Victoria Cosner Love: In 1838, he opened Kemper College, located next to Chouteau’s Pond in St. Louis. By 1840, he has chartered a formal medical school. By 1848, he is building his unique medical college, Missouri Medical College or locally known as McDowell Medical College.
Blinders Off: One of the more unusual rumors about Dr. McDowell was his ownership of a bear. Is it true, and how did that come about?
Victoria Cosner Love: We do not know how it came about, but we do have verification that he owned a cinnamon bear which he unleashed on one of the mobs that approached his medical college. (different mob than in #7) Oddly enough, or not, he had a stuffed cinnamon bear in his museum collection when it was inventoried by the Union Army after it was seized.
Blinders Off: Prior to the 20th Century, there seems to be a stereotype about doctors and medical students being grave robbers. How prevalent was that practice in reality?
Victoria Cosner Love: We believe that it was a huge business. There were between 2 and 4 medical colleges in St. Louis in the 1840’s. With each college averaging two dozen students every six months or so, the demand had to be high. Some of McDowell’s students tell of adventures when “resurrecting” a cadaver with their beloved Dr. McDowell. McDowell learned his “resurrecting” skills from his Uncle in Kentucky and his mentor in Ohio. It was common and a necessary practice in the eyes of the physicians who were teaching anatomy, but to modern eyes and historic eyes, was a social no-no.
Blinders Off: It’s not uncommon nowadays for people to donate their bodies to science, post-mortem. What has changed since the late 1800s in that regard?
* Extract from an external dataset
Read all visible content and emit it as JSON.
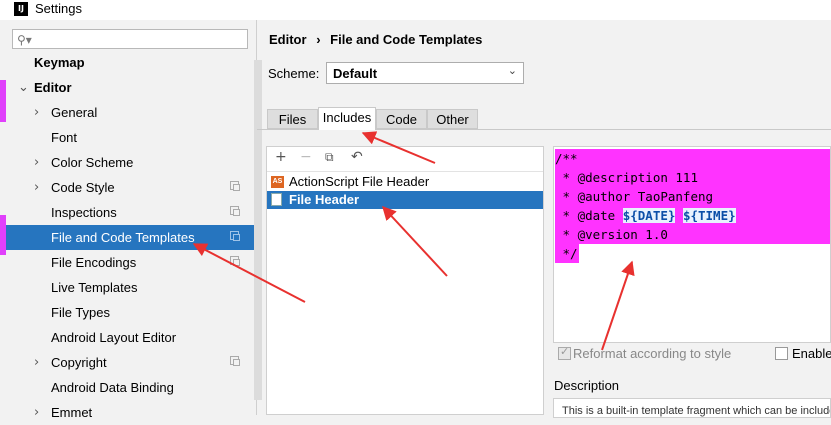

Why is that so common now compared to then?
Victoria Cosner Love: It was illegal and immoral. First only criminals who were put to death by the state could be donated to medical colleges, then John Does and criminals. It is not until the early to mid-20th century that people start to view dissection and body donation as a choice rather than a punishment. It was forbidden by many religions and was the ultimate in desecration of their loved ones.
Blinders Off: One last creepy question: Is there any truth to rumors of McDowell stealing cadavers that were laid out in homes for funerals?
Victoria Cosner Love: There is one verified story where the girl of German descent had died of such an unusual disease, that McDowell wanted to procure her corpse. He did steal her from her home. This resulted in one of the mobs that tried to invade his medical school and also one of the best ghost stories that McDowell himself tells.
Blinders Off: In your opinion, what is the most important or most prevalent part of Dr. McDowell’s legacy in St. Louis?
Victoria Cosner Love: First it is so unusual for one man to be associated with so many macabre stories, and at least two major ghost stories. That was what drew us to him in the first place. The more we read and found documentation on, the more he became bigger than life. Mark Twain used him as a thinly veiled inspiration for Doc Robinson, the body snatcher, in his novel, Huckleberry Finn.
McDowell represents a time and place in St. Louis history when three medical schools were blossoming, (Kemper College eventually evolves into Washington University school of Medicine) and major advances in surgery and anatomy were made. This time and place has not been looked at much in academia, and not at all in public history, until this publication. We hope that someone looks at his medical contributions and career more closely in the future.
Special thanks goes to Victoria Cosner Love for helping us. Visit her website, www.cosner-and-shannon.com . Also, check out the website for Missouri’s Mad Doctor McDowell from Arcadia Publishing. Listen to our two part series “Necropolis” about the Victorian Mourning Society and era here.
See you soon!